Component data from apps and pages:
%%

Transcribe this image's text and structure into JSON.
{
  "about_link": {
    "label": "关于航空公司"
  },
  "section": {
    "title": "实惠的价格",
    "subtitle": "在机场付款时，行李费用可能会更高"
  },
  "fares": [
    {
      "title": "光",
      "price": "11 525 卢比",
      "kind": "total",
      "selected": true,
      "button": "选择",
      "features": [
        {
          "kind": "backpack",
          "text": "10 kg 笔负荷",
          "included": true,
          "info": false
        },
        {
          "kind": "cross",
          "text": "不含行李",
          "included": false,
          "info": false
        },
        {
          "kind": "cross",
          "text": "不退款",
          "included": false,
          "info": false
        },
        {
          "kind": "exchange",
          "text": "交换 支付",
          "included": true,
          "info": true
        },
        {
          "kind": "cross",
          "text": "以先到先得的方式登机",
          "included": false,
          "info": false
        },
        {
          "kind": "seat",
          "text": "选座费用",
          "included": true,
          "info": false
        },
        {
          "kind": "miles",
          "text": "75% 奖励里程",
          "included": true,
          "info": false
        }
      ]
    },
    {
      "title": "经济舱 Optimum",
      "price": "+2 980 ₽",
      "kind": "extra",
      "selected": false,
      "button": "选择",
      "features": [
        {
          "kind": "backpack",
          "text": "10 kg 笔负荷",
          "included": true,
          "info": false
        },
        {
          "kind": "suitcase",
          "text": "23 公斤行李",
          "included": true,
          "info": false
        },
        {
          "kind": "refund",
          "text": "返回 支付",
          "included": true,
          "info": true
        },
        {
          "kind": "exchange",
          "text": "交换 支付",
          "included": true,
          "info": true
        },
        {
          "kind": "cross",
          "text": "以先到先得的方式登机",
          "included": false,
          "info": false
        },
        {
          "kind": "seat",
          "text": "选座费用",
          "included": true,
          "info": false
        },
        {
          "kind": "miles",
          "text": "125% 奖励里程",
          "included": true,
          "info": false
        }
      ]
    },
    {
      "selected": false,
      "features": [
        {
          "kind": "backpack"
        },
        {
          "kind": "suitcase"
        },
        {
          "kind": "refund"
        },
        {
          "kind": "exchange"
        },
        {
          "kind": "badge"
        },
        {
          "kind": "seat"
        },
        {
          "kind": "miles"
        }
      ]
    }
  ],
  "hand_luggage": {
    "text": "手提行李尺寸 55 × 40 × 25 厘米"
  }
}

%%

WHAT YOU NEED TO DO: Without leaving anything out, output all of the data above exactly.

OUTPUT FOR THIS TASK:
Transcribe this image's text and structure into JSON.
{
  "about_link": {
    "label": "关于航空公司"
  },
  "section": {
    "title": "实惠的价格",
    "subtitle": "在机场付款时，行李费用可能会更高"
  },
  "fares": [
    {
      "title": "光",
      "price": "11 525 卢比",
      "kind": "total",
      "selected": true,
      "button": "选择",
      "features": [
        {
          "kind": "backpack",
          "text": "10 kg 笔负荷",
          "included": true,
          "info": false
        },
        {
          "kind": "cross",
          "text": "不含行李",
          "included": false,
          "info": false
        },
        {
          "kind": "cross",
          "text": "不退款",
          "included": false,
          "info": false
        },
        {
          "kind": "exchange",
          "text": "交换 支付",
          "included": true,
          "info": true
        },
        {
          "kind": "cross",
          "text": "以先到先得的方式登机",
          "included": false,
          "info": false
        },
        {
          "kind": "seat",
          "text": "选座费用",
          "included": true,
          "info": false
        },
        {
          "kind": "miles",
          "text": "75% 奖励里程",
          "included": true,
          "info": false
        }
      ]
    },
    {
      "title": "经济舱 Optimum",
      "price": "+2 980 ₽",
      "kind": "extra",
      "selected": false,
      "button": "选择",
      "features": [
        {
          "kind": "backpack",
          "text": "10 kg 笔负荷",
          "included": true,
          "info": false
        },
        {
          "kind": "suitcase",
          "text": "23 公斤行李",
          "included": true,
          "info": false
        },
        {
          "kind": "refund",
          "text": "返回 支付",
          "included": true,
          "info": true
        },
        {
          "kind": "exchange",
          "text": "交换 支付",
          "included": true,
          "info": true
        },
        {
          "kind": "cross",
          "text": "以先到先得的方式登机",
          "included": false,
          "info": false
        },
        {
          "kind": "seat",
          "text": "选座费用",
          "included": true,
          "info": false
        },
        {
          "kind": "miles",
          "text": "125% 奖励里程",
          "included": true,
          "info": false
        }
      ]
    },
    {
      "selected": false,
      "features": [
        {
          "kind": "backpack"
        },
        {
          "kind": "suitcase"
        },
        {
          "kind": "refund"
        },
        {
          "kind": "exchange"
        },
        {
          "kind": "badge"
        },
        {
          "kind": "seat"
        },
        {
          "kind": "miles"
        }
      ]
    }
  ],
  "hand_luggage": {
    "text": "手提行李尺寸 55 × 40 × 25 厘米"
  }
}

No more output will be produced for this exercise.